---------- Supplied records ----------

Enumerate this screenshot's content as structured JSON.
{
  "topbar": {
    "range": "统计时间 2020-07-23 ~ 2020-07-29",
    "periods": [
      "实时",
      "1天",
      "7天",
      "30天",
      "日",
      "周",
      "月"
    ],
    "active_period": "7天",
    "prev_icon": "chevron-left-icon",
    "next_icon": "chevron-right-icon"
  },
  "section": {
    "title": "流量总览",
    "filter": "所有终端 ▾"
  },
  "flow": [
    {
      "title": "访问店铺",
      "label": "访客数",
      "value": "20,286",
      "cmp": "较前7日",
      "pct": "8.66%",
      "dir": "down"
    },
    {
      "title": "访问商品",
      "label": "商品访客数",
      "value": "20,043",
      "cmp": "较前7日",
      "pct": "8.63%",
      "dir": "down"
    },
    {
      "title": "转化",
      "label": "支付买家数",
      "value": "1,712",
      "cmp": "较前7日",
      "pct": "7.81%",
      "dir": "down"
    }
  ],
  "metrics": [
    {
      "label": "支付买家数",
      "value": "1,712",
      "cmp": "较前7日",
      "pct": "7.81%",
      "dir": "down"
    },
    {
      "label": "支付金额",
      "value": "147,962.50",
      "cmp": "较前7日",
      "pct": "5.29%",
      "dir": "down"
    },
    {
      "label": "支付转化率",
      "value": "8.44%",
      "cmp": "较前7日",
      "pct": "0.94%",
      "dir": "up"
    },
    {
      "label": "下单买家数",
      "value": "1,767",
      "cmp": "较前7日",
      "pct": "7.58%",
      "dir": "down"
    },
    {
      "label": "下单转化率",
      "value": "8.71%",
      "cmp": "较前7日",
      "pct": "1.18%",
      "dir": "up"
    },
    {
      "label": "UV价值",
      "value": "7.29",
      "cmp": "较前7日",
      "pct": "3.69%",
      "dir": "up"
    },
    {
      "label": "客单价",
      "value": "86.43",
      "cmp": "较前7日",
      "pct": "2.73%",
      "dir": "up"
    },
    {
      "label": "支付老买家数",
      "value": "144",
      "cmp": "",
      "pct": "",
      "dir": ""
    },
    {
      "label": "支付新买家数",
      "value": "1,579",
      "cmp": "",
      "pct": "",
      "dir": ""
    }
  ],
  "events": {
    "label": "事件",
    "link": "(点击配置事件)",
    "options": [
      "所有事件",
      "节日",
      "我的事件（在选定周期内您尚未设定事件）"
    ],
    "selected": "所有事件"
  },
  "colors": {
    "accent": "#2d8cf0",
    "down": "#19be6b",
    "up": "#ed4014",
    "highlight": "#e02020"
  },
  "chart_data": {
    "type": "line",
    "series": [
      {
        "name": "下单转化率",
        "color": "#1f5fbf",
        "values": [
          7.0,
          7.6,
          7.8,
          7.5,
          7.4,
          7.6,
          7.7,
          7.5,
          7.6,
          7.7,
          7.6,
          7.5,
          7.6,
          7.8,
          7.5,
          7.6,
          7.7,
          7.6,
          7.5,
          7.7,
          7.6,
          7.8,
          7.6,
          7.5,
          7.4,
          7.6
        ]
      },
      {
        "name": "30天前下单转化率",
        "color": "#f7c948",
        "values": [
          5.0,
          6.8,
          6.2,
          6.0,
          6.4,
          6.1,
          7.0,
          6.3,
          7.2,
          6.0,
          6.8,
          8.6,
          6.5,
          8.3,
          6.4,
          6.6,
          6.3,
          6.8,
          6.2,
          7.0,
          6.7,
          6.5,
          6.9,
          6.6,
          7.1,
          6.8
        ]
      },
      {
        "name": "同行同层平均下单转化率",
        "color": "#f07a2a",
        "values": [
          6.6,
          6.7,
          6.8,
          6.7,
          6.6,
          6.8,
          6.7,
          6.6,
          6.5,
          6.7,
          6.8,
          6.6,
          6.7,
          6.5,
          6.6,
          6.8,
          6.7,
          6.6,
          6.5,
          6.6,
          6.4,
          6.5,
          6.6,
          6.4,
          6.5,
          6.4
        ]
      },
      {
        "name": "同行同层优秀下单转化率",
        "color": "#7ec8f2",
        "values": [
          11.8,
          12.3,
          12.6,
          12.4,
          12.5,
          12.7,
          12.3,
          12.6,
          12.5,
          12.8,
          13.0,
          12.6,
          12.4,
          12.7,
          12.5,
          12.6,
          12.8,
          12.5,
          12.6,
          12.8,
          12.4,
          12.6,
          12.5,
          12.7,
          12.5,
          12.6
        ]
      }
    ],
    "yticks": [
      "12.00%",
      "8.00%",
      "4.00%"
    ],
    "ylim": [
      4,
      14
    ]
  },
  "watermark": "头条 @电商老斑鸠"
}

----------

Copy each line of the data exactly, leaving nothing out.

Enumerate this screenshot's content as structured JSON.
{
  "topbar": {
    "range": "统计时间 2020-07-23 ~ 2020-07-29",
    "periods": [
      "实时",
      "1天",
      "7天",
      "30天",
      "日",
      "周",
      "月"
    ],
    "active_period": "7天",
    "prev_icon": "chevron-left-icon",
    "next_icon": "chevron-right-icon"
  },
  "section": {
    "title": "流量总览",
    "filter": "所有终端 ▾"
  },
  "flow": [
    {
      "title": "访问店铺",
      "label": "访客数",
      "value": "20,286",
      "cmp": "较前7日",
      "pct": "8.66%",
      "dir": "down"
    },
    {
      "title": "访问商品",
      "label": "商品访客数",
      "value": "20,043",
      "cmp": "较前7日",
      "pct": "8.63%",
      "dir": "down"
    },
    {
      "title": "转化",
      "label": "支付买家数",
      "value": "1,712",
      "cmp": "较前7日",
      "pct": "7.81%",
      "dir": "down"
    }
  ],
  "metrics": [
    {
      "label": "支付买家数",
      "value": "1,712",
      "cmp": "较前7日",
      "pct": "7.81%",
      "dir": "down"
    },
    {
      "label": "支付金额",
      "value": "147,962.50",
      "cmp": "较前7日",
      "pct": "5.29%",
      "dir": "down"
    },
    {
      "label": "支付转化率",
      "value": "8.44%",
      "cmp": "较前7日",
      "pct": "0.94%",
      "dir": "up"
    },
    {
      "label": "下单买家数",
      "value": "1,767",
      "cmp": "较前7日",
      "pct": "7.58%",
      "dir": "down"
    },
    {
      "label": "下单转化率",
      "value": "8.71%",
      "cmp": "较前7日",
      "pct": "1.18%",
      "dir": "up"
    },
    {
      "label": "UV价值",
      "value": "7.29",
      "cmp": "较前7日",
      "pct": "3.69%",
      "dir": "up"
    },
    {
      "label": "客单价",
      "value": "86.43",
      "cmp": "较前7日",
      "pct": "2.73%",
      "dir": "up"
    },
    {
      "label": "支付老买家数",
      "value": "144",
      "cmp": "",
      "pct": "",
      "dir": ""
    },
    {
      "label": "支付新买家数",
      "value": "1,579",
      "cmp": "",
      "pct": "",
      "dir": ""
    }
  ],
  "events": {
    "label": "事件",
    "link": "(点击配置事件)",
    "options": [
      "所有事件",
      "节日",
      "我的事件（在选定周期内您尚未设定事件）"
    ],
    "selected": "所有事件"
  },
  "colors": {
    "accent": "#2d8cf0",
    "down": "#19be6b",
    "up": "#ed4014",
    "highlight": "#e02020"
  },
  "chart_data": {
    "type": "line",
    "series": [
      {
        "name": "下单转化率",
        "color": "#1f5fbf",
        "values": [
          7.0,
          7.6,
          7.8,
          7.5,
          7.4,
          7.6,
          7.7,
          7.5,
          7.6,
          7.7,
          7.6,
          7.5,
          7.6,
          7.8,
          7.5,
          7.6,
          7.7,
          7.6,
          7.5,
          7.7,
          7.6,
          7.8,
          7.6,
          7.5,
          7.4,
          7.6
        ]
      },
      {
        "name": "30天前下单转化率",
        "color": "#f7c948",
        "values": [
          5.0,
          6.8,
          6.2,
          6.0,
          6.4,
          6.1,
          7.0,
          6.3,
          7.2,
          6.0,
          6.8,
          8.6,
          6.5,
          8.3,
          6.4,
          6.6,
          6.3,
          6.8,
          6.2,
          7.0,
          6.7,
          6.5,
          6.9,
          6.6,
          7.1,
          6.8
        ]
      },
      {
        "name": "同行同层平均下单转化率",
        "color": "#f07a2a",
        "values": [
          6.6,
          6.7,
          6.8,
          6.7,
          6.6,
          6.8,
          6.7,
          6.6,
          6.5,
          6.7,
          6.8,
          6.6,
          6.7,
          6.5,
          6.6,
          6.8,
          6.7,
          6.6,
          6.5,
          6.6,
          6.4,
          6.5,
          6.6,
          6.4,
          6.5,
          6.4
        ]
      },
      {
        "name": "同行同层优秀下单转化率",
        "color": "#7ec8f2",
        "values": [
          11.8,
          12.3,
          12.6,
          12.4,
          12.5,
          12.7,
          12.3,
          12.6,
          12.5,
          12.8,
          13.0,
          12.6,
          12.4,
          12.7,
          12.5,
          12.6,
          12.8,
          12.5,
          12.6,
          12.8,
          12.4,
          12.6,
          12.5,
          12.7,
          12.5,
          12.6
        ]
      }
    ],
    "yticks": [
      "12.00%",
      "8.00%",
      "4.00%"
    ],
    "ylim": [
      4,
      14
    ]
  },
  "watermark": "头条 @电商老斑鸠"
}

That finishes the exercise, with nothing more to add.